During the darkest days, the author discovered that the Pentagon has no evacuation plan, a mandated requirement.
The Pentagon was considerd so very blind, reliant on sources that told them what they wanted to hear, that the CIA Station challenged and mocked the “good news blinders”. The author elaborates that the Pentagon wanted to pretend everything was fine, and did not understand that security in a non-permissive environment was something to be managed, not pretended.
The author concludes that we missed the Golden Hour by persisting in occupation and allowing looting and then allowing contractors to spend on security that should have been the precondition for contractors entering the country at all.
The author is careful to praise the contractors. They did what they were asked to do, in a non-permissive environment that the Pentagon allowed to exist when General Shinseki, General Zinni, and so many others had warned in advance, as did Mr. White of the Department of State, of the insanity of going it at all, much less “Rumsfeld Lite.”
The author concludes that Iraq cannot remain whole. The Kurds and the Shi’ites have their act together and are already independent, while the Sunnis self-immolate in chaos aided and abetted by US incompetence.

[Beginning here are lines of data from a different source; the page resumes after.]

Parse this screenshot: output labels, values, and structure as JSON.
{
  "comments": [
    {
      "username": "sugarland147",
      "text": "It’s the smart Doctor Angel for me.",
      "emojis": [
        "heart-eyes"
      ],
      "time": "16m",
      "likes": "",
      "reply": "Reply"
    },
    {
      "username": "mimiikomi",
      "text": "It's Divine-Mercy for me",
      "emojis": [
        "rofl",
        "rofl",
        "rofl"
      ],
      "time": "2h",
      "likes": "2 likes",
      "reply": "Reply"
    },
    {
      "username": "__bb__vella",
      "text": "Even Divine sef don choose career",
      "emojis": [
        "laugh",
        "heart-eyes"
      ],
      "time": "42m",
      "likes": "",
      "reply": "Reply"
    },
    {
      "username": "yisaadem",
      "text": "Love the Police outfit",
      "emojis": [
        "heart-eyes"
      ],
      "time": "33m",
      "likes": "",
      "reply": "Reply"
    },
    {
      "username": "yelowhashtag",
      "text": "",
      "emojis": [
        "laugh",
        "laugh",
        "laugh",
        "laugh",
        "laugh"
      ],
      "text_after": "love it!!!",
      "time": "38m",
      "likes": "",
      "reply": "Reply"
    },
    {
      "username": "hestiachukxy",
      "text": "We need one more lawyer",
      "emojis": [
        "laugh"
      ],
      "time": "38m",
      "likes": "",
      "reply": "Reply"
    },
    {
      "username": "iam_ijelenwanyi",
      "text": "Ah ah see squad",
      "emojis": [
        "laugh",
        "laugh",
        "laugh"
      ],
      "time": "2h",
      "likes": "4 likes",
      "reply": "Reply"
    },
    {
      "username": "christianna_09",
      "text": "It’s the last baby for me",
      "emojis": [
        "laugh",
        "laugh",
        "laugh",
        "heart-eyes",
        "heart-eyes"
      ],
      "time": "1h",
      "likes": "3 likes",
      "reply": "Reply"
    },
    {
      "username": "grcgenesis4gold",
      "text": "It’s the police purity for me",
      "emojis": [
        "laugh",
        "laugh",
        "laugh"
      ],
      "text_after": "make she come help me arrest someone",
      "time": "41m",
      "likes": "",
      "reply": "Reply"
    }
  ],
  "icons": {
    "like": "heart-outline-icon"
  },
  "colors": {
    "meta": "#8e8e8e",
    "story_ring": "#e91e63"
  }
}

The author himself recommends the following two books:
Blood Money: Wasted Billions, Lost Lives, and Corporate Greed in Iraq
Imperial Life in the Emerald City: Inside Iraq’s Green Zone (Vintage)
I put this book down with a sense of reverence and admiration. I knew AID people in Southeast Asia, in Viet-Nam, in Thailand, and elsewhere, including AID people that died in the line of duty. I am now convinced we need a Vice President for Foreign Affairs with complete oversight of State, AID, a restored US Information Agency with the Broadcasting Board of Governors and the Open Source Agency as the two main divisions, and Defense as a reduced power.
Of all the books I have read on Iraq, this is the one that I take most seriously. It is a first-person account, focused on the good side of America. The author is clearly qualified to be director of AID under a sane president and a legal vice president, and I for one think he is one of the very best men in public service.
None So Blind: A Personal Account of the Intelligence Failure in Vietnam
Who the Hell Are We Fighting?: The Story of Sam Adams and the Vietnam Intelligence Wars
A Pretext for War : 9/11, Iraq, and the Abuse of America’s Intelligence Agencies
Fiasco: The American Military Adventure in Iraq
Squandered Victory: The American Occupation and the Bungled Effort to Bring Democracy to Iraq
State of Denial: Bush at War, Part III
The Bush Tragedy
Vice: Dick Cheney and the Hijacking of the American Presidency